Reproduce the full listing below exactly. Do not include the pictures.

##########

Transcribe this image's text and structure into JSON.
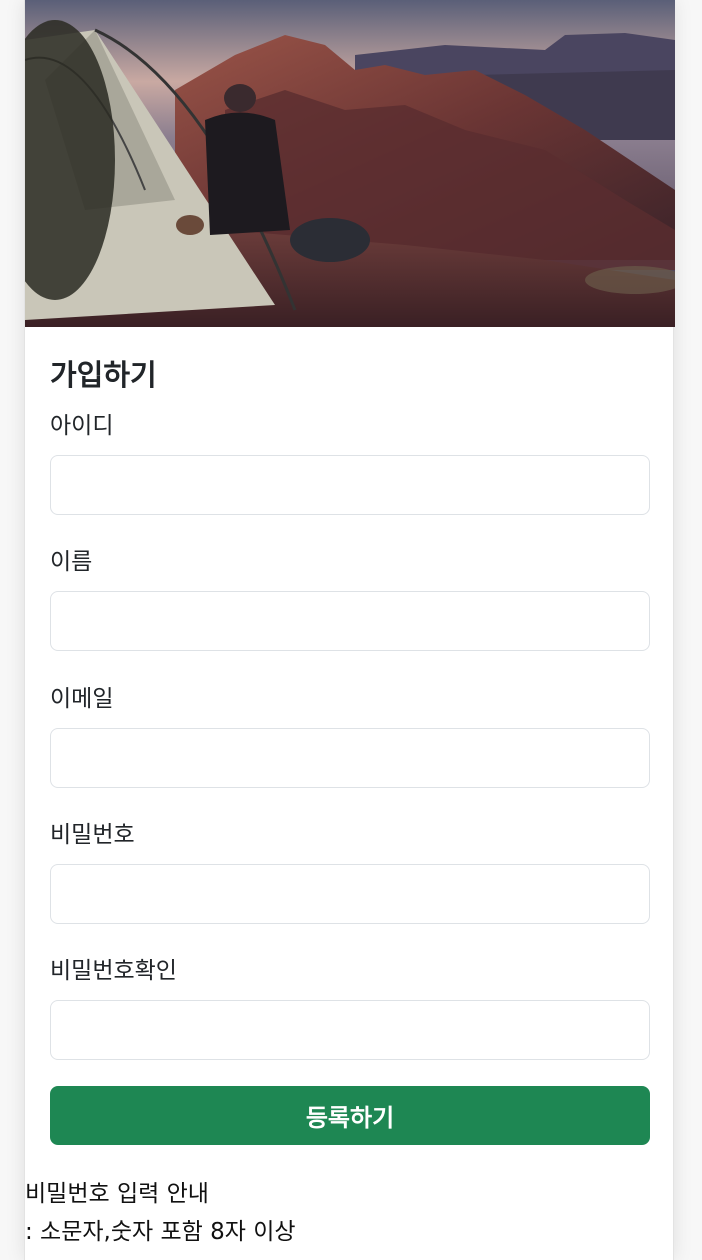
{
  "hero": {
    "image": "camping-tent-canyon-sunset-photo"
  },
  "form": {
    "title": "가입하기",
    "fields": [
      {
        "label": "아이디",
        "value": "",
        "placeholder": ""
      },
      {
        "label": "이름",
        "value": "",
        "placeholder": ""
      },
      {
        "label": "이메일",
        "value": "",
        "placeholder": ""
      },
      {
        "label": "비밀번호",
        "value": "",
        "placeholder": ""
      },
      {
        "label": "비밀번호확인",
        "value": "",
        "placeholder": ""
      }
    ],
    "submit_label": "등록하기"
  },
  "notice": {
    "line1": "비밀번호 입력 안내",
    "line2": ": 소문자,숫자 포함 8자 이상"
  },
  "colors": {
    "accent": "#1e8753",
    "input_border": "#dee2e6",
    "text": "#212529"
  }
}
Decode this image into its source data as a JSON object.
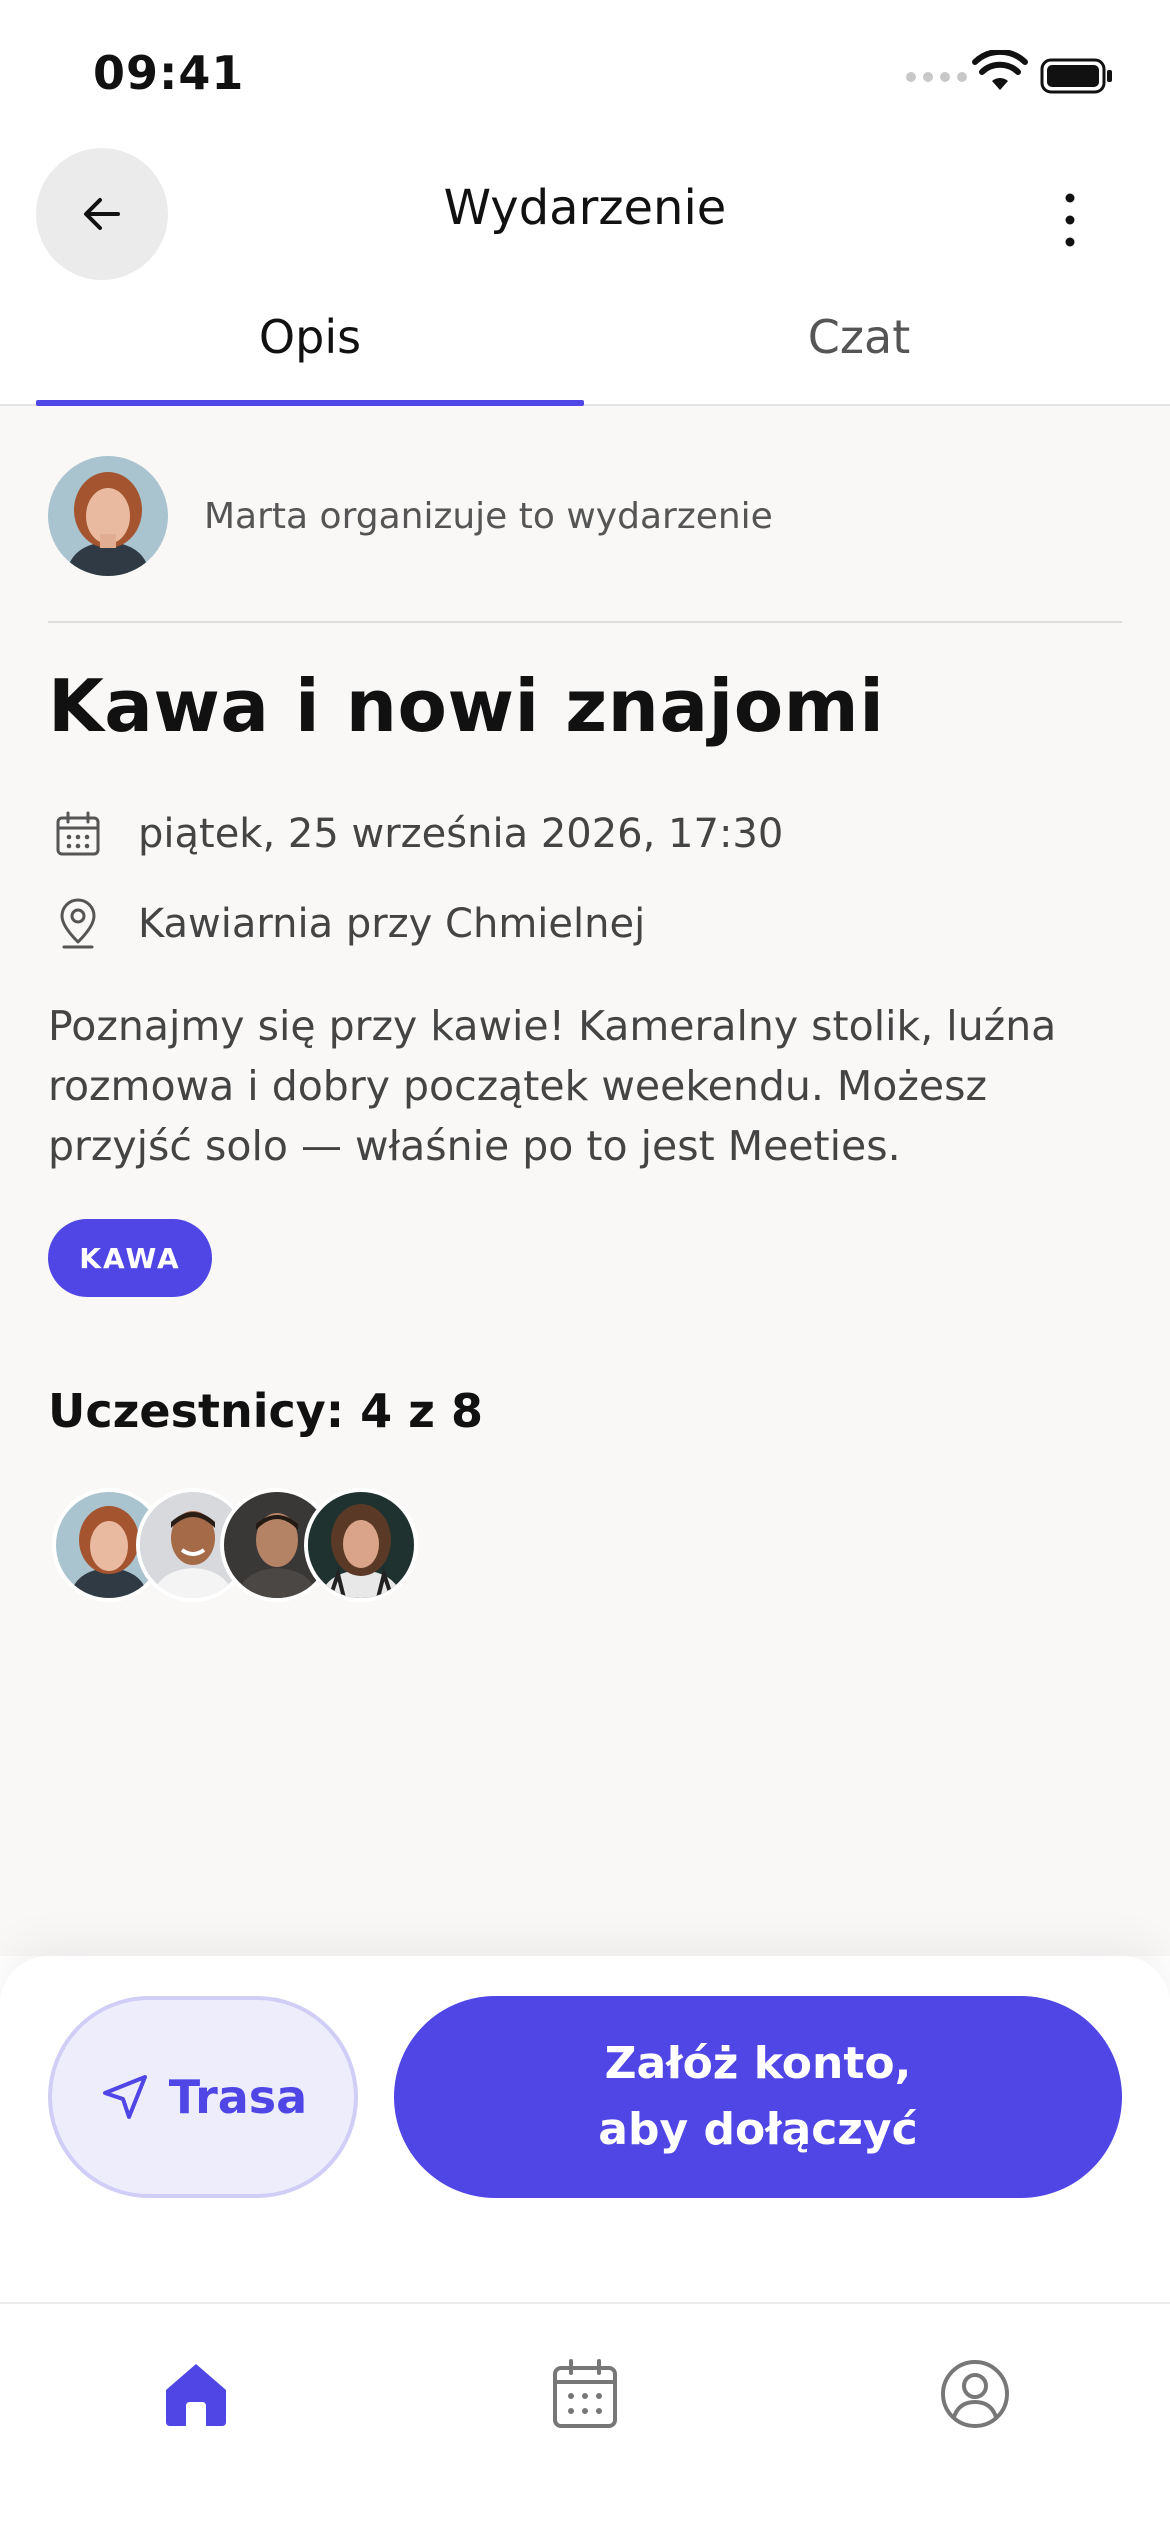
{
  "status_bar": {
    "time": "09:41"
  },
  "header": {
    "title": "Wydarzenie"
  },
  "tabs": [
    {
      "label": "Opis",
      "active": true
    },
    {
      "label": "Czat",
      "active": false
    }
  ],
  "organizer": {
    "text": "Marta organizuje to wydarzenie"
  },
  "event": {
    "title": "Kawa i nowi znajomi",
    "datetime": "piątek, 25 września 2026, 17:30",
    "place": "Kawiarnia przy Chmielnej",
    "description": "Poznajmy się przy kawie! Kameralny stolik, luźna rozmowa i dobry początek weekendu. Możesz przyjść solo — właśnie po to jest Meeties.",
    "tag": "KAWA"
  },
  "participants": {
    "title": "Uczestnicy: 4 z 8",
    "count": 4,
    "max": 8
  },
  "actions": {
    "route_label": "Trasa",
    "join_line1": "Załóż konto,",
    "join_line2": "aby dołączyć"
  },
  "tab_bar": {
    "items": [
      {
        "icon": "home-icon",
        "active": true
      },
      {
        "icon": "calendar-icon",
        "active": false
      },
      {
        "icon": "profile-icon",
        "active": false
      }
    ]
  },
  "colors": {
    "accent": "#4f46e5",
    "accent_light": "#ededfc",
    "background": "#f9f8f7",
    "text": "#111111",
    "muted": "#444444"
  }
}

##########

-- Exercise result --
Transcribe this image's text and structure into JSON.
{
  "hero": {
    "image": "camping-tent-canyon-sunset-photo"
  },
  "form": {
    "title": "가입하기",
    "fields": [
      {
        "label": "아이디",
        "value": "",
        "placeholder": ""
      },
      {
        "label": "이름",
        "value": "",
        "placeholder": ""
      },
      {
        "label": "이메일",
        "value": "",
        "placeholder": ""
      },
      {
        "label": "비밀번호",
        "value": "",
        "placeholder": ""
      },
      {
        "label": "비밀번호확인",
        "value": "",
        "placeholder": ""
      }
    ],
    "submit_label": "등록하기"
  },
  "notice": {
    "line1": "비밀번호 입력 안내",
    "line2": ": 소문자,숫자 포함 8자 이상"
  },
  "colors": {
    "accent": "#1e8753",
    "input_border": "#dee2e6",
    "text": "#212529"
  }
}
Decode this image into its source data as a JSON object.
{
  "status_bar": {
    "time": "09:41"
  },
  "header": {
    "title": "Wydarzenie"
  },
  "tabs": [
    {
      "label": "Opis",
      "active": true
    },
    {
      "label": "Czat",
      "active": false
    }
  ],
  "organizer": {
    "text": "Marta organizuje to wydarzenie"
  },
  "event": {
    "title": "Kawa i nowi znajomi",
    "datetime": "piątek, 25 września 2026, 17:30",
    "place": "Kawiarnia przy Chmielnej",
    "description": "Poznajmy się przy kawie! Kameralny stolik, luźna rozmowa i dobry początek weekendu. Możesz przyjść solo — właśnie po to jest Meeties.",
    "tag": "KAWA"
  },
  "participants": {
    "title": "Uczestnicy: 4 z 8",
    "count": 4,
    "max": 8
  },
  "actions": {
    "route_label": "Trasa",
    "join_line1": "Załóż konto,",
    "join_line2": "aby dołączyć"
  },
  "tab_bar": {
    "items": [
      {
        "icon": "home-icon",
        "active": true
      },
      {
        "icon": "calendar-icon",
        "active": false
      },
      {
        "icon": "profile-icon",
        "active": false
      }
    ]
  },
  "colors": {
    "accent": "#4f46e5",
    "accent_light": "#ededfc",
    "background": "#f9f8f7",
    "text": "#111111",
    "muted": "#444444"
  }
}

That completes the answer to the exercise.